## What is needed:
Lines holding the string "structured": copy each one from the listing below.

===== Data extract

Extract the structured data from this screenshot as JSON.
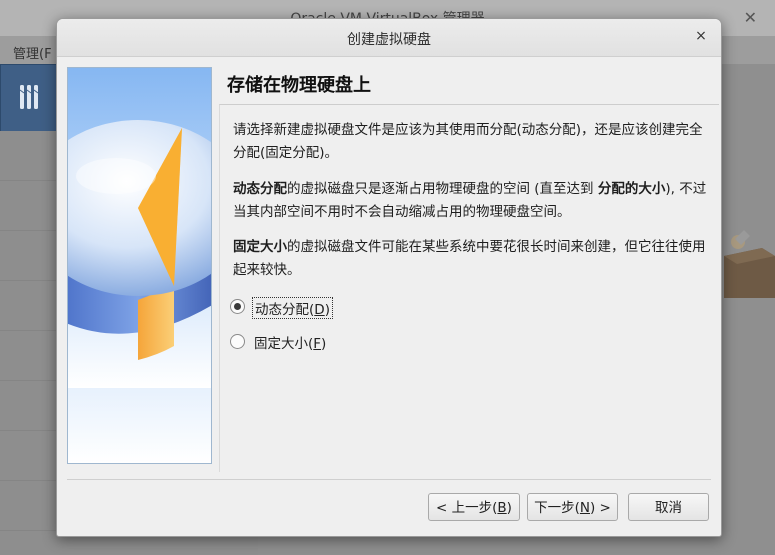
{
  "background_window": {
    "title": "Oracle VM VirtualBox 管理器",
    "close_glyph": "✕",
    "menu": {
      "item_label": "管理(F"
    }
  },
  "dialog": {
    "title": "创建虚拟硬盘",
    "close_glyph": "×",
    "heading": "存储在物理硬盘上",
    "para1": "请选择新建虚拟硬盘文件是应该为其使用而分配(动态分配)，还是应该创建完全分配(固定分配)。",
    "para2": {
      "bold1": "动态分配",
      "text1": "的虚拟磁盘只是逐渐占用物理硬盘的空间 (直至达到 ",
      "bold2": "分配的大小",
      "text2": "), 不过当其内部空间不用时不会自动缩减占用的物理硬盘空间。"
    },
    "para3": {
      "bold": "固定大小",
      "text": "的虚拟磁盘文件可能在某些系统中要花很长时间来创建，但它往往使用起来较快。"
    },
    "options": [
      {
        "label_pre": "动态分配(",
        "mnemonic": "D",
        "label_post": ")",
        "selected": true
      },
      {
        "label_pre": "固定大小(",
        "mnemonic": "F",
        "label_post": ")",
        "selected": false
      }
    ],
    "buttons": {
      "back": {
        "pre": "< 上一步(",
        "mnemonic": "B",
        "post": ")"
      },
      "next": {
        "pre": "下一步(",
        "mnemonic": "N",
        "post": ") >"
      },
      "cancel": "取消"
    },
    "icons": {
      "side_image": "hard-disk-illustration-icon",
      "tools": "tools-icon",
      "box": "package-box-icon"
    },
    "colors": {
      "disk_blue": "#5f8fd6",
      "pie_orange": "#f6a623",
      "side_border": "#9fb7cf",
      "tool_bg": "#3f5f86"
    }
  }
}
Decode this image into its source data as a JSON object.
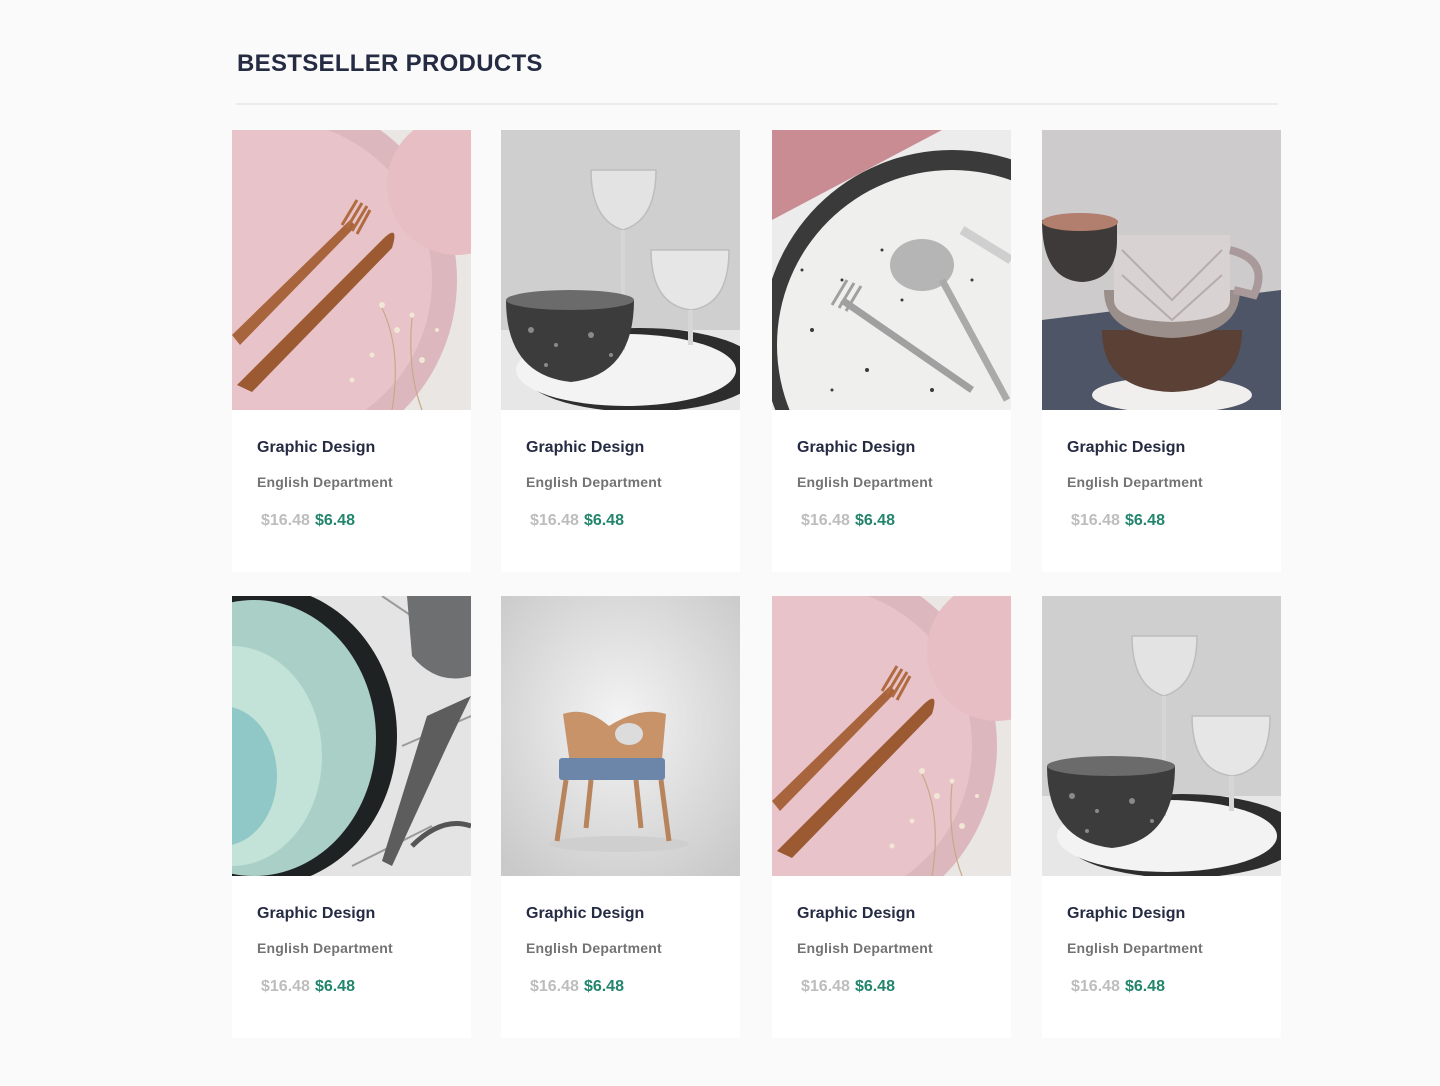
{
  "section": {
    "heading": "BESTSELLER PRODUCTS"
  },
  "colors": {
    "heading": "#252b42",
    "department": "#737373",
    "old_price": "#bdbdbd",
    "new_price": "#23856d",
    "card": "#ffffff",
    "background": "#fafafa"
  },
  "products": [
    {
      "title": "Graphic Design",
      "department": "English Department",
      "old_price": "$16.48",
      "new_price": "$6.48",
      "image": "pink-plate-copper-cutlery"
    },
    {
      "title": "Graphic Design",
      "department": "English Department",
      "old_price": "$16.48",
      "new_price": "$6.48",
      "image": "stone-bowl-wine-glasses"
    },
    {
      "title": "Graphic Design",
      "department": "English Department",
      "old_price": "$16.48",
      "new_price": "$6.48",
      "image": "speckled-plate-silver-cutlery"
    },
    {
      "title": "Graphic Design",
      "department": "English Department",
      "old_price": "$16.48",
      "new_price": "$6.48",
      "image": "stacked-cups-bowls"
    },
    {
      "title": "Graphic Design",
      "department": "English Department",
      "old_price": "$16.48",
      "new_price": "$6.48",
      "image": "celadon-bowl-marble"
    },
    {
      "title": "Graphic Design",
      "department": "English Department",
      "old_price": "$16.48",
      "new_price": "$6.48",
      "image": "wooden-chair"
    },
    {
      "title": "Graphic Design",
      "department": "English Department",
      "old_price": "$16.48",
      "new_price": "$6.48",
      "image": "pink-plate-copper-cutlery"
    },
    {
      "title": "Graphic Design",
      "department": "English Department",
      "old_price": "$16.48",
      "new_price": "$6.48",
      "image": "stone-bowl-wine-glasses"
    }
  ]
}
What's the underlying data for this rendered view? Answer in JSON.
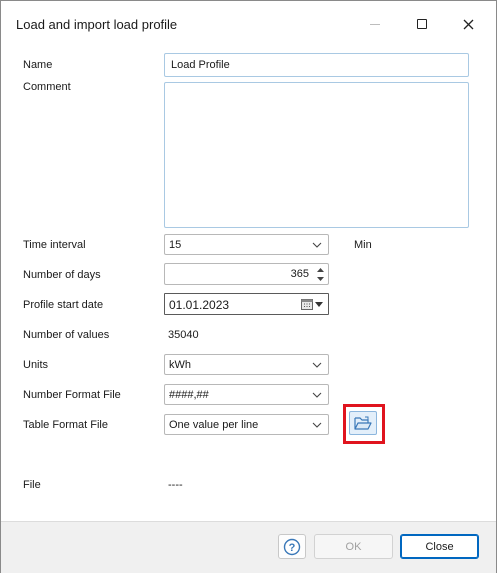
{
  "window": {
    "title": "Load and import load profile"
  },
  "form": {
    "name_label": "Name",
    "name_value": "Load Profile",
    "comment_label": "Comment",
    "comment_value": "",
    "time_interval_label": "Time interval",
    "time_interval_value": "15",
    "time_interval_unit": "Min",
    "days_label": "Number of days",
    "days_value": "365",
    "start_date_label": "Profile start date",
    "start_date_value": "01.01.2023",
    "num_values_label": "Number of values",
    "num_values_value": "35040",
    "units_label": "Units",
    "units_value": "kWh",
    "number_format_label": "Number Format File",
    "number_format_value": "####,##",
    "table_format_label": "Table Format File",
    "table_format_value": "One value per line",
    "file_label": "File",
    "file_value": "----"
  },
  "icons": {
    "open_folder": "open-folder-icon",
    "help": "help-icon",
    "calendar": "calendar-icon"
  },
  "footer": {
    "help_label": "?",
    "ok_label": "OK",
    "close_label": "Close"
  },
  "colors": {
    "highlight": "#e0141e",
    "accent": "#0067c0",
    "focus_border": "#a9c9e3"
  }
}
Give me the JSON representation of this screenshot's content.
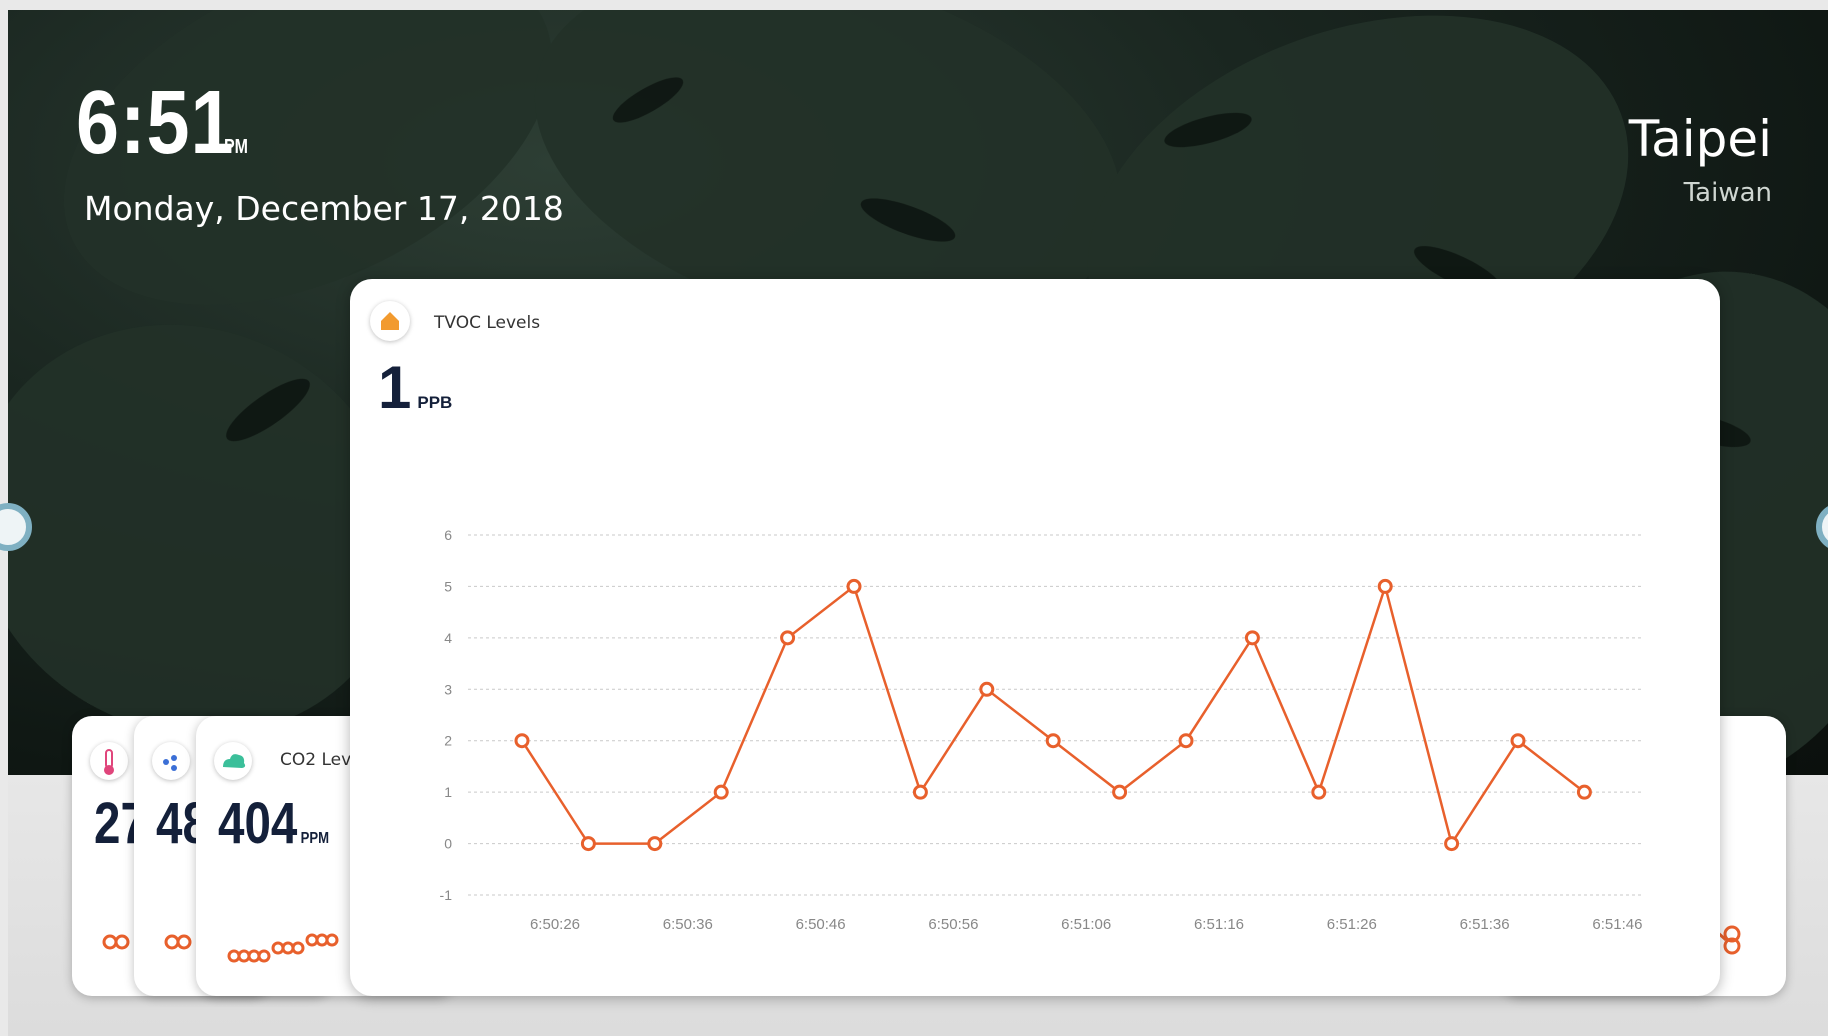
{
  "clock": {
    "time": "6:51",
    "ampm": "PM",
    "date": "Monday, December 17, 2018"
  },
  "location": {
    "city": "Taipei",
    "country": "Taiwan"
  },
  "mini_cards": [
    {
      "value": "27",
      "icon": "thermometer-icon",
      "accent": "#e0457b"
    },
    {
      "value": "48",
      "icon": "humidity-icon",
      "accent": "#3b6fd6"
    },
    {
      "value": "404",
      "unit": "PPM",
      "label": "CO2 Lev",
      "icon": "co2-cloud-icon",
      "accent": "#3bbf9a"
    }
  ],
  "main_card": {
    "title": "TVOC Levels",
    "value": "1",
    "unit": "PPB",
    "icon": "home-icon",
    "accent": "#f29a2e"
  },
  "chart_data": {
    "type": "line",
    "title": "TVOC Levels",
    "xlabel": "",
    "ylabel": "",
    "ylim": [
      -1,
      6
    ],
    "yticks": [
      "6",
      "5",
      "4",
      "3",
      "2",
      "1",
      "0",
      "-1"
    ],
    "xtick_labels": [
      "6:50:26",
      "6:50:36",
      "6:50:46",
      "6:50:56",
      "6:51:06",
      "6:51:16",
      "6:51:26",
      "6:51:36",
      "6:51:46"
    ],
    "series": [
      {
        "color": "#e8602c",
        "values": [
          2,
          0,
          0,
          1,
          4,
          5,
          1,
          3,
          2,
          1,
          2,
          4,
          1,
          5,
          0,
          2,
          1
        ]
      }
    ],
    "grid": true
  }
}
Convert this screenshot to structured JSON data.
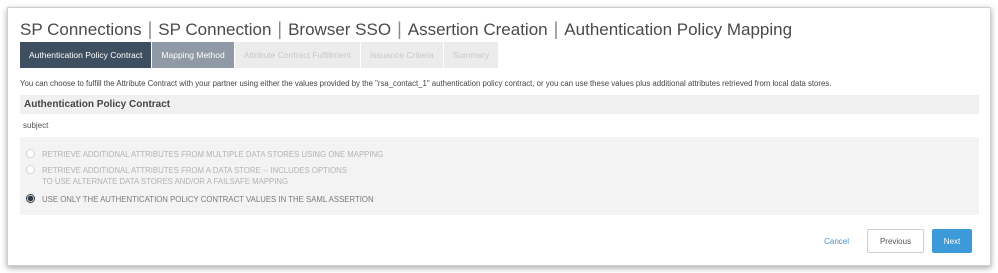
{
  "breadcrumb": {
    "items": [
      "SP Connections",
      "SP Connection",
      "Browser SSO",
      "Assertion Creation",
      "Authentication Policy Mapping"
    ],
    "separator": "|"
  },
  "tabs": [
    {
      "label": "Authentication Policy Contract",
      "state": "active"
    },
    {
      "label": "Mapping Method",
      "state": "visited"
    },
    {
      "label": "Attribute Contract Fulfillment",
      "state": "disabled"
    },
    {
      "label": "Issuance Criteria",
      "state": "disabled"
    },
    {
      "label": "Summary",
      "state": "disabled"
    }
  ],
  "description": "You can choose to fulfill the Attribute Contract with your partner using either the values provided by the \"rsa_contact_1\" authentication policy contract, or you can use these values plus additional attributes retrieved from local data stores.",
  "section": {
    "title": "Authentication Policy Contract",
    "subject_label": "subject"
  },
  "options": [
    {
      "line1": "RETRIEVE ADDITIONAL ATTRIBUTES FROM MULTIPLE DATA STORES USING ONE MAPPING",
      "line2": "",
      "checked": false
    },
    {
      "line1": "RETRIEVE ADDITIONAL ATTRIBUTES FROM A DATA STORE -- INCLUDES OPTIONS",
      "line2": "TO USE ALTERNATE DATA STORES AND/OR A FAILSAFE MAPPING",
      "checked": false
    },
    {
      "line1": "USE ONLY THE AUTHENTICATION POLICY CONTRACT VALUES IN THE SAML ASSERTION",
      "line2": "",
      "checked": true
    }
  ],
  "footer": {
    "cancel_label": "Cancel",
    "previous_label": "Previous",
    "next_label": "Next"
  },
  "colors": {
    "tab_active": "#3d4f60",
    "tab_visited": "#8f9aa6",
    "next_button": "#3d9ad8",
    "cancel_link": "#4a8fd0"
  }
}
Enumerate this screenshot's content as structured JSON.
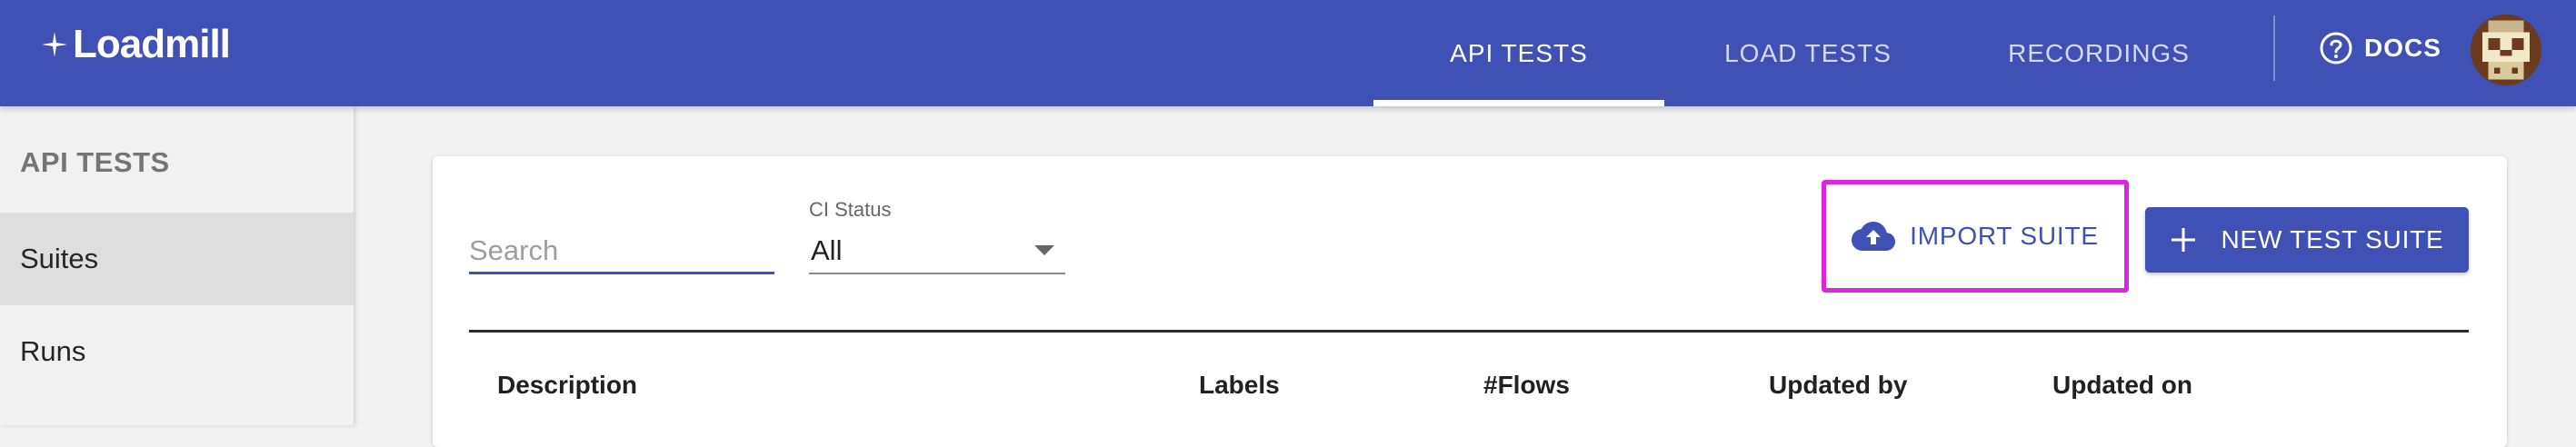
{
  "app": {
    "name": "Loadmill"
  },
  "nav": {
    "tabs": [
      {
        "label": "API TESTS",
        "active": true
      },
      {
        "label": "LOAD TESTS",
        "active": false
      },
      {
        "label": "RECORDINGS",
        "active": false
      }
    ],
    "docs_label": "DOCS"
  },
  "sidebar": {
    "heading": "API TESTS",
    "items": [
      {
        "label": "Suites",
        "selected": true
      },
      {
        "label": "Runs",
        "selected": false
      }
    ]
  },
  "filters": {
    "search_placeholder": "Search",
    "search_value": "",
    "ci_status_label": "CI Status",
    "ci_status_value": "All"
  },
  "actions": {
    "import_label": "IMPORT SUITE",
    "new_suite_label": "NEW TEST SUITE"
  },
  "table": {
    "columns": [
      "Description",
      "Labels",
      "#Flows",
      "Updated by",
      "Updated on"
    ]
  },
  "icons": {
    "logo": "loadmill-logo-icon",
    "help": "help-circle-icon",
    "import": "cloud-upload-icon",
    "new": "plus-icon",
    "select": "chevron-down-icon"
  },
  "colors": {
    "primary": "#3f51b5",
    "highlight_outline": "#dd24e0",
    "background": "#f2f2f2",
    "sidebar_selected": "#dedede"
  }
}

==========

## Result:
Extract the structured data from this screenshot as JSON.
Convert this screenshot to structured JSON data.
Enumerate this screenshot's content as structured JSON.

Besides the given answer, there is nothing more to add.